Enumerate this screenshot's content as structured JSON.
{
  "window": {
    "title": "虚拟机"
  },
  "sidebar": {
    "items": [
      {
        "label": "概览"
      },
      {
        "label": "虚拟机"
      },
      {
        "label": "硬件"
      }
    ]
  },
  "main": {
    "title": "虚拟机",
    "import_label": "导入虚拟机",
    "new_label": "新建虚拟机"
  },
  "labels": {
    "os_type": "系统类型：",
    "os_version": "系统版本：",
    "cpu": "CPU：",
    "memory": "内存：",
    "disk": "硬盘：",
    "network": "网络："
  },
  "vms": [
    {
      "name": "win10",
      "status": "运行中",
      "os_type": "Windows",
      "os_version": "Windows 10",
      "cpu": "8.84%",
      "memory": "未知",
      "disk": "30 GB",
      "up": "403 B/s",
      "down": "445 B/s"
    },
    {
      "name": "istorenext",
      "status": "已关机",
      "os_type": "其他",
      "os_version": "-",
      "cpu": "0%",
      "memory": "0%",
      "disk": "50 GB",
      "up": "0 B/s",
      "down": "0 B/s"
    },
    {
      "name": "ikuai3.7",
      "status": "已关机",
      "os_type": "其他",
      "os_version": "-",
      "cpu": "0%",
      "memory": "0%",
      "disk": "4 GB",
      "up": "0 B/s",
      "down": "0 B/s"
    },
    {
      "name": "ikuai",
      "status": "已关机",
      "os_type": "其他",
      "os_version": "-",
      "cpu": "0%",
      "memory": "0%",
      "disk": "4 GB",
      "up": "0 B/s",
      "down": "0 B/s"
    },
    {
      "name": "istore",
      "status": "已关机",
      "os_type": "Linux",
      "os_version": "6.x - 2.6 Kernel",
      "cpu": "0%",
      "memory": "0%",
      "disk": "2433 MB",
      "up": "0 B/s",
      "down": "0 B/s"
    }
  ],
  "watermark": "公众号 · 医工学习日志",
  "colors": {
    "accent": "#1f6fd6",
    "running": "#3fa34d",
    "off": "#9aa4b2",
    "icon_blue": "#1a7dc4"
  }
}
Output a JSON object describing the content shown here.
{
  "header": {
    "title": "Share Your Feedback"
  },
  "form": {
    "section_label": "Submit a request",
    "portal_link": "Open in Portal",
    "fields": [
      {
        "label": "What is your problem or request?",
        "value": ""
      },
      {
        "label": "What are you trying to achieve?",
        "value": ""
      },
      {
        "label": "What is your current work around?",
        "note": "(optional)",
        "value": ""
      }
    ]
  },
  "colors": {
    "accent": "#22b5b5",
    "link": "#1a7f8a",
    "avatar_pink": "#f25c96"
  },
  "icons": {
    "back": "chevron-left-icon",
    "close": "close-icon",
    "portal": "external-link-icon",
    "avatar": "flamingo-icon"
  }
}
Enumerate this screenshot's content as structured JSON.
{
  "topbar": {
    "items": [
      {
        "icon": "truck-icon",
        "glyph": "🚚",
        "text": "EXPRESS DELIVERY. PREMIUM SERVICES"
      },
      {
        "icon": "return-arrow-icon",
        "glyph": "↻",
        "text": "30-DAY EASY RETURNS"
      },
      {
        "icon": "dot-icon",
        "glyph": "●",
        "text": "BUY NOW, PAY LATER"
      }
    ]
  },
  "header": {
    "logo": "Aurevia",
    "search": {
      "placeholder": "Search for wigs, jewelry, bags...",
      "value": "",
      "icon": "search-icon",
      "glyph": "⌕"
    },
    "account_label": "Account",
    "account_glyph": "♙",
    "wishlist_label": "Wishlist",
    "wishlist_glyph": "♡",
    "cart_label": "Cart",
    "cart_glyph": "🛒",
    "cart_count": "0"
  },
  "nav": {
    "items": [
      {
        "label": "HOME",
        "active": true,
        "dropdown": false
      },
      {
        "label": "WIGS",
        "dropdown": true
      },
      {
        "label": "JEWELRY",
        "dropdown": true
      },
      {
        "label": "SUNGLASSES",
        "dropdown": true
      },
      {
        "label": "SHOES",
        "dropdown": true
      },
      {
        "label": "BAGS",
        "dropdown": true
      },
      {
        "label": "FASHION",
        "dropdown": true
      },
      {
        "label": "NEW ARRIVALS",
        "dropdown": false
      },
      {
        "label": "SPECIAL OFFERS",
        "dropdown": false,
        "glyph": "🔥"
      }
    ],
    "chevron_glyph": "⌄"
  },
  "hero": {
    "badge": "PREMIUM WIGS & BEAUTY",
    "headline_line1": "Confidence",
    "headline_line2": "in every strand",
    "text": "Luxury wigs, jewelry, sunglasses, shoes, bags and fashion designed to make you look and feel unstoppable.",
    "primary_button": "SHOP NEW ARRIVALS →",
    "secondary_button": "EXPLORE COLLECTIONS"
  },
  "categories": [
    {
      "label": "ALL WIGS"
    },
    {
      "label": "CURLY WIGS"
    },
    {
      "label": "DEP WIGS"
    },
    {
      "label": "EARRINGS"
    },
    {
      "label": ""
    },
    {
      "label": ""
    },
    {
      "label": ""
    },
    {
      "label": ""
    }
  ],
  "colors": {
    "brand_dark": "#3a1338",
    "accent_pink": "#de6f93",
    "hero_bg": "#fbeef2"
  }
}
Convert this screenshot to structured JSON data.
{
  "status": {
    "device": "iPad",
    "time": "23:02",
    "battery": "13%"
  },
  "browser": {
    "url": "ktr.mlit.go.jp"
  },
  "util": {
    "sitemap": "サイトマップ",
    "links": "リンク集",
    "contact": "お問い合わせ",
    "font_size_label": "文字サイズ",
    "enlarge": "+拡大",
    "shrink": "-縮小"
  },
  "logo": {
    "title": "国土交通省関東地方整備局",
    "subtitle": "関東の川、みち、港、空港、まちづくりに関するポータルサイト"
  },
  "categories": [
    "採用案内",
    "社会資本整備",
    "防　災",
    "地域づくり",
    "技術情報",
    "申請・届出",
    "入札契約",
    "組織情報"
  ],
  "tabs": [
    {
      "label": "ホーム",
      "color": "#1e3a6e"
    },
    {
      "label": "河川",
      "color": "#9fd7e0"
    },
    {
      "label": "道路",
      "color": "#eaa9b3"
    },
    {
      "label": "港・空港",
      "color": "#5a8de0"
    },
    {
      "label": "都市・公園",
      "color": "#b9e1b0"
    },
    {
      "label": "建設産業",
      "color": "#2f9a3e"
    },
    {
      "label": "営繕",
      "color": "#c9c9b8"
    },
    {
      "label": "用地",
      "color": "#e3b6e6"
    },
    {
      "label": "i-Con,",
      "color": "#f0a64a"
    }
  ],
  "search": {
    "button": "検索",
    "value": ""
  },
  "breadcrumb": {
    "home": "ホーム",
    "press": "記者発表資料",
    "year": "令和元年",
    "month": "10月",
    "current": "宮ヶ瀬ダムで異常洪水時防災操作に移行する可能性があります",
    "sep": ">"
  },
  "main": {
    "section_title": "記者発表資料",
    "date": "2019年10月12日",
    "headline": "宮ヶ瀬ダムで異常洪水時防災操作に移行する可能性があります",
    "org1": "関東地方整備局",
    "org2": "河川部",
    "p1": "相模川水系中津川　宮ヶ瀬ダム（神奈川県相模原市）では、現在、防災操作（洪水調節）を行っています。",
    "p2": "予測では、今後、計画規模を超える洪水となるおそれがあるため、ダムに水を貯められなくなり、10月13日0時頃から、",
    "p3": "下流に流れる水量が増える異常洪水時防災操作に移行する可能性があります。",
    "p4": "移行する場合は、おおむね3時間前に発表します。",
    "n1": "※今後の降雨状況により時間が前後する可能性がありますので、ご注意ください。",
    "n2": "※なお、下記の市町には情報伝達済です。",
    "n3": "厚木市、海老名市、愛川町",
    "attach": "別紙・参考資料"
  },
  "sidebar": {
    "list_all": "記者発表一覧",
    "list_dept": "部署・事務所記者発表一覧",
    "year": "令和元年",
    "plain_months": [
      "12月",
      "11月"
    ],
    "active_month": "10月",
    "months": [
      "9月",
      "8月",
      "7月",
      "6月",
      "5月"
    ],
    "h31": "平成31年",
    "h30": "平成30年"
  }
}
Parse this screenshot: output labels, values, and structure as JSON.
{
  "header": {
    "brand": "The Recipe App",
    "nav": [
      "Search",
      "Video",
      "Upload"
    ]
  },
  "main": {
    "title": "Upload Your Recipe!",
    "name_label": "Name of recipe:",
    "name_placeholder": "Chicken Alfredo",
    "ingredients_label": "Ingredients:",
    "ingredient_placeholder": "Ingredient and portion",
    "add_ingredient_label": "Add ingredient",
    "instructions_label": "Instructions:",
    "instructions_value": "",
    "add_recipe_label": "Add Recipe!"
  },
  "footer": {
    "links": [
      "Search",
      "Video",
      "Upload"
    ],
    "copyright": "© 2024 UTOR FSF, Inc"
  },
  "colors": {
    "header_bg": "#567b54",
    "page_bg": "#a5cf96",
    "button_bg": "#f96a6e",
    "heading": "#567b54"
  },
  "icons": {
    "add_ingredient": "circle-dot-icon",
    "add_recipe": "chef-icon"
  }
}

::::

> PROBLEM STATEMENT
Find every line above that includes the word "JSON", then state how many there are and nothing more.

> EXERCISE SOLUTION
5